The Wisconsin Republican drew laughs when he said he's not spoken to Woodward for a few years. The criticisms of Trump that the longtime Washington Post journalist quotes in his book are based on interviews with sources he doesn't identify.
Ryan also said "no" when asked if he favors changing the nation's libel laws. Trump says Woodward's descriptions are false and tweeted Wednesday that lawmakers should "change libel laws."
President Donald Trump says he is "the exact opposite" of Bob Woodward's portrayal of him in a new book.
Trump took to Twitter on Wednesday to complain about the book, "Fear: Trump in the White House," which portrays White House Chief of State John Kelly disparaging Trump as an "idiot." The book says presidential aides snatched sensitive documents off his desk to keep him from making impulsive decisions.
The White House says the portrayal of Trump is false, and blamed disgruntled former employees.
On Wednesday, Trump tweeted, "Isn't it a shame that someone can write an article or book, totally make up stories and form a picture of a person that is literally the exact opposite of the fact, and get away with it without retribution or cost."
He added, "Don't know why Washington politicians don't change libel laws?"
White House spokeswoman Sarah Huckabee Sanders said on Fox News she hasn't spoken with Trump about filing any libel lawsuit.
President Donald Trump and members of his administration are disputing quotations and anecdotes attributed to them in a new book by journalist Bob Woodward in which the president is disparaged as an "idiot" and his White House as "Crazytown."
In his book "Fear: Trump in the White House," Woodward writes that that senior aides to Trump snatched sensitive documents off his desk to keep him from making impulsive decisions. Trump tells The Daily Caller that didn't happen.
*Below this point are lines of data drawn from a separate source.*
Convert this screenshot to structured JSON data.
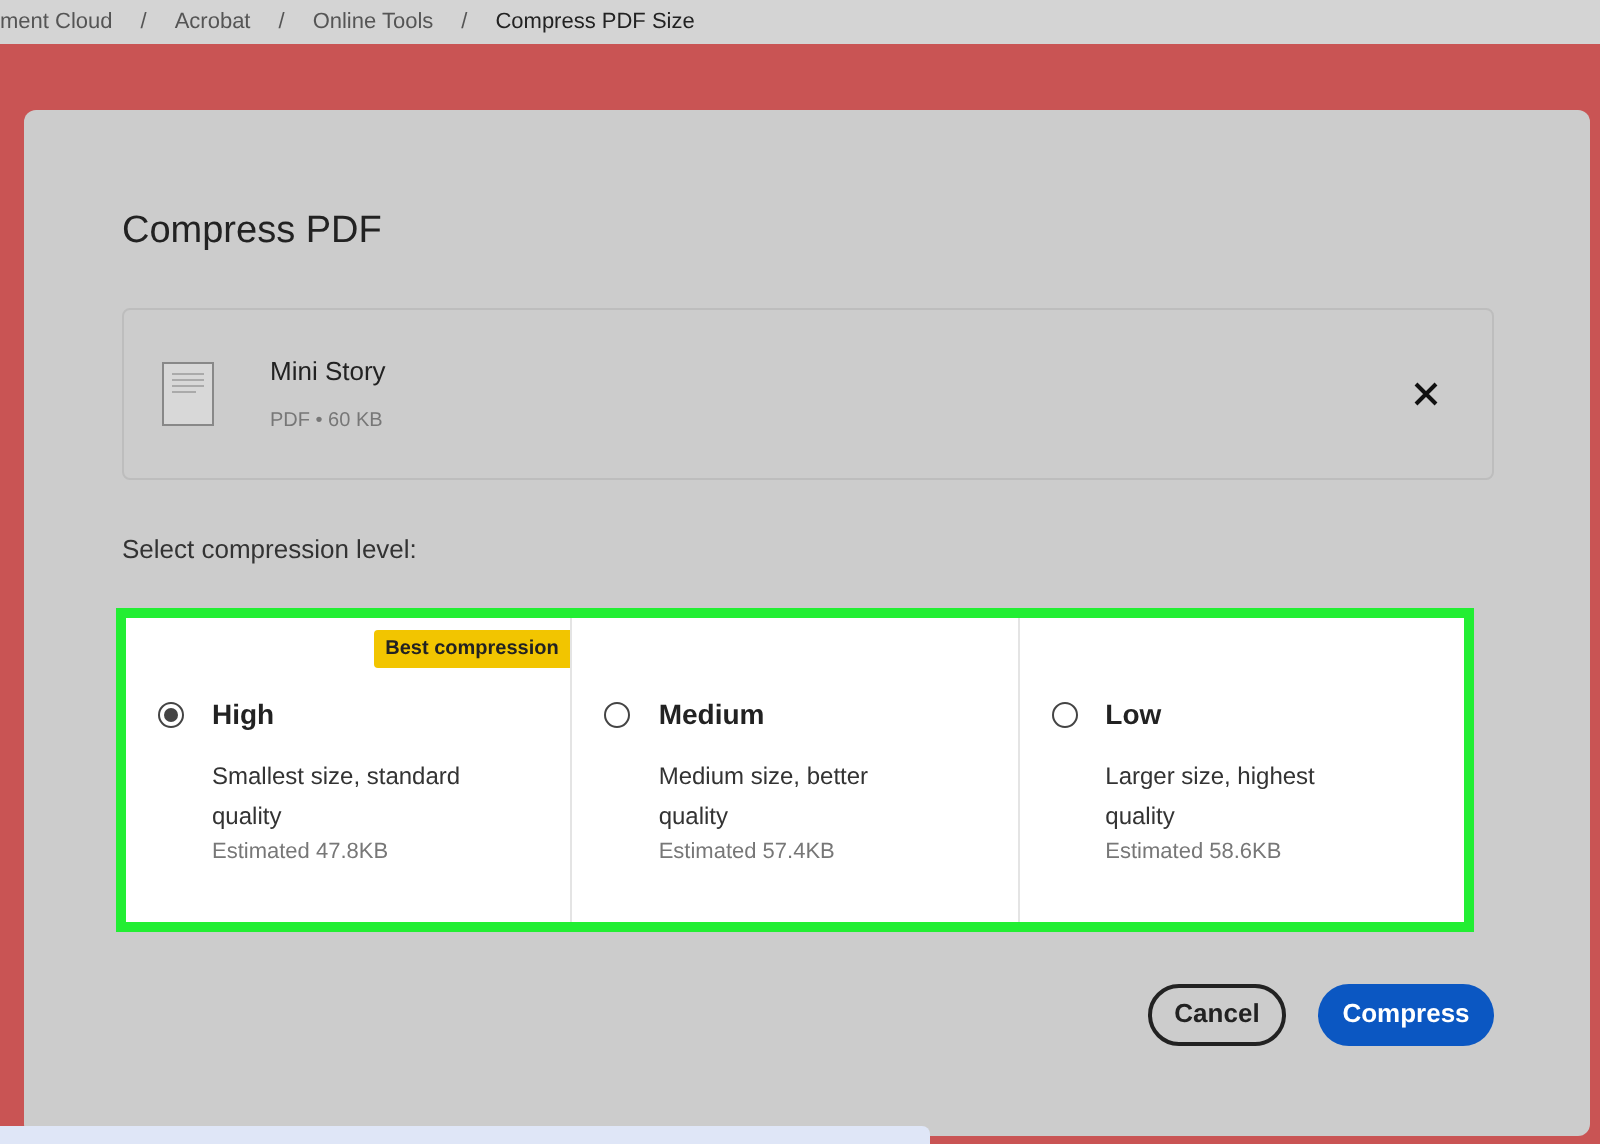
{
  "breadcrumb_separator": "/",
  "breadcrumb": [
    {
      "label": "ment Cloud",
      "current": false
    },
    {
      "label": "Acrobat",
      "current": false
    },
    {
      "label": "Online Tools",
      "current": false
    },
    {
      "label": "Compress PDF Size",
      "current": true
    }
  ],
  "dialog": {
    "title": "Compress PDF",
    "file": {
      "name": "Mini Story",
      "meta": "PDF • 60 KB"
    },
    "prompt": "Select compression level:",
    "options": [
      {
        "label": "High",
        "description": "Smallest size, standard quality",
        "estimate": "Estimated 47.8KB",
        "badge": "Best compression",
        "selected": true
      },
      {
        "label": "Medium",
        "description": "Medium size, better quality",
        "estimate": "Estimated 57.4KB",
        "selected": false
      },
      {
        "label": "Low",
        "description": "Larger size, highest quality",
        "estimate": "Estimated 58.6KB",
        "selected": false
      }
    ],
    "buttons": [
      {
        "label": "Cancel",
        "kind": "secondary"
      },
      {
        "label": "Compress",
        "kind": "primary"
      }
    ]
  }
}
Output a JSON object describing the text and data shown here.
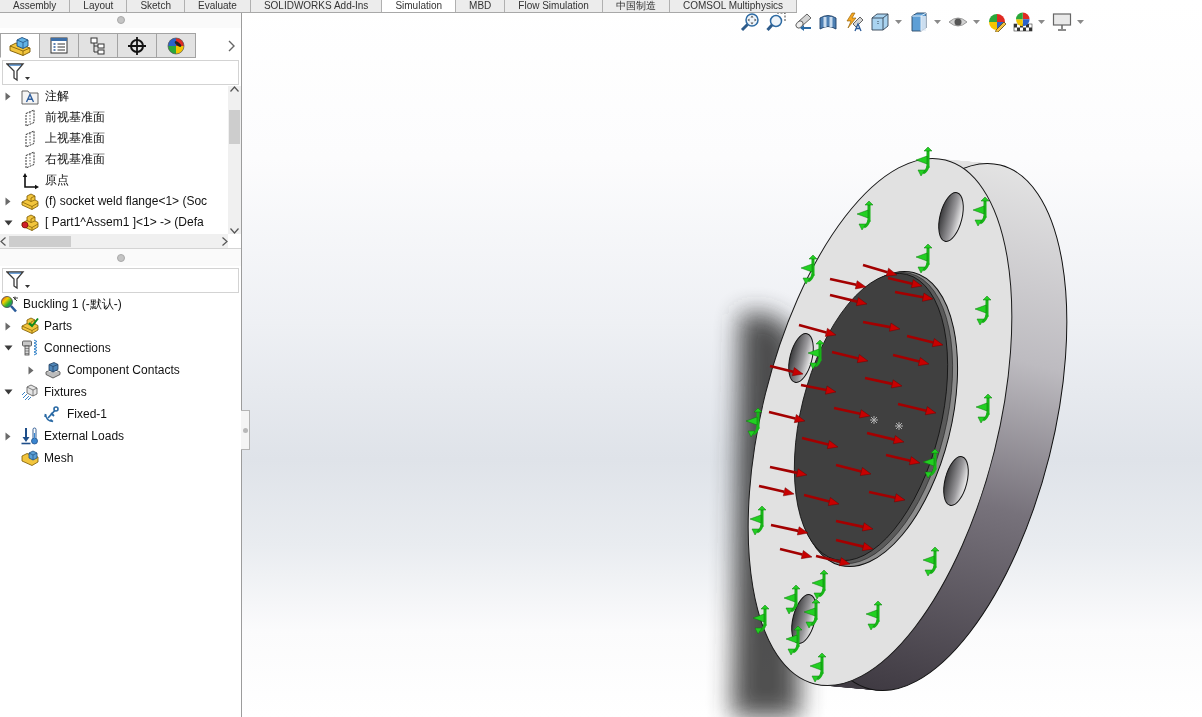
{
  "ribbon_tabs": [
    {
      "label": "Assembly",
      "selected": false
    },
    {
      "label": "Layout",
      "selected": false
    },
    {
      "label": "Sketch",
      "selected": false
    },
    {
      "label": "Evaluate",
      "selected": false
    },
    {
      "label": "SOLIDWORKS Add-Ins",
      "selected": false
    },
    {
      "label": "Simulation",
      "selected": true
    },
    {
      "label": "MBD",
      "selected": false
    },
    {
      "label": "Flow Simulation",
      "selected": false
    },
    {
      "label": "中国制造",
      "selected": false
    },
    {
      "label": "COMSOL Multiphysics",
      "selected": false
    }
  ],
  "feature_panel": {
    "tabs": [
      {
        "kind": "feature_manager",
        "selected": true
      },
      {
        "kind": "property_manager",
        "selected": false
      },
      {
        "kind": "configuration_manager",
        "selected": false
      },
      {
        "kind": "dimxpert",
        "selected": false
      },
      {
        "kind": "display_manager",
        "selected": false
      }
    ],
    "tree": [
      {
        "label": "注解",
        "kind": "annotations",
        "expanded": false
      },
      {
        "label": "前视基准面",
        "kind": "plane"
      },
      {
        "label": "上视基准面",
        "kind": "plane"
      },
      {
        "label": "右视基准面",
        "kind": "plane"
      },
      {
        "label": "原点",
        "kind": "origin"
      },
      {
        "label": "(f) socket weld flange<1> (Soc",
        "kind": "part",
        "expanded": false
      },
      {
        "label": "[ Part1^Assem1 ]<1> -> (Defa",
        "kind": "part_ref",
        "expanded": true
      }
    ]
  },
  "simulation_panel": {
    "tree": [
      {
        "label": "Buckling 1 (-默认-)",
        "kind": "study",
        "children": [
          {
            "label": "Parts",
            "kind": "parts",
            "expanded": false
          },
          {
            "label": "Connections",
            "kind": "connections",
            "expanded": true,
            "children": [
              {
                "label": "Component Contacts",
                "kind": "contacts",
                "expanded": false
              }
            ]
          },
          {
            "label": "Fixtures",
            "kind": "fixtures",
            "expanded": true,
            "children": [
              {
                "label": "Fixed-1",
                "kind": "fixed"
              }
            ]
          },
          {
            "label": "External Loads",
            "kind": "loads",
            "expanded": false
          },
          {
            "label": "Mesh",
            "kind": "mesh"
          }
        ]
      }
    ]
  }
}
Defense Secretary Jim Mattis is quoted in the book as telling associates that Trump acted like and has the understanding of "a fifth or sixth-grader." Chief of staff John Kelly is quoted as calling Trump "an idiot" and lamenting, "We're in Crazytown." Both officials denied those accounts in statements Tuesday.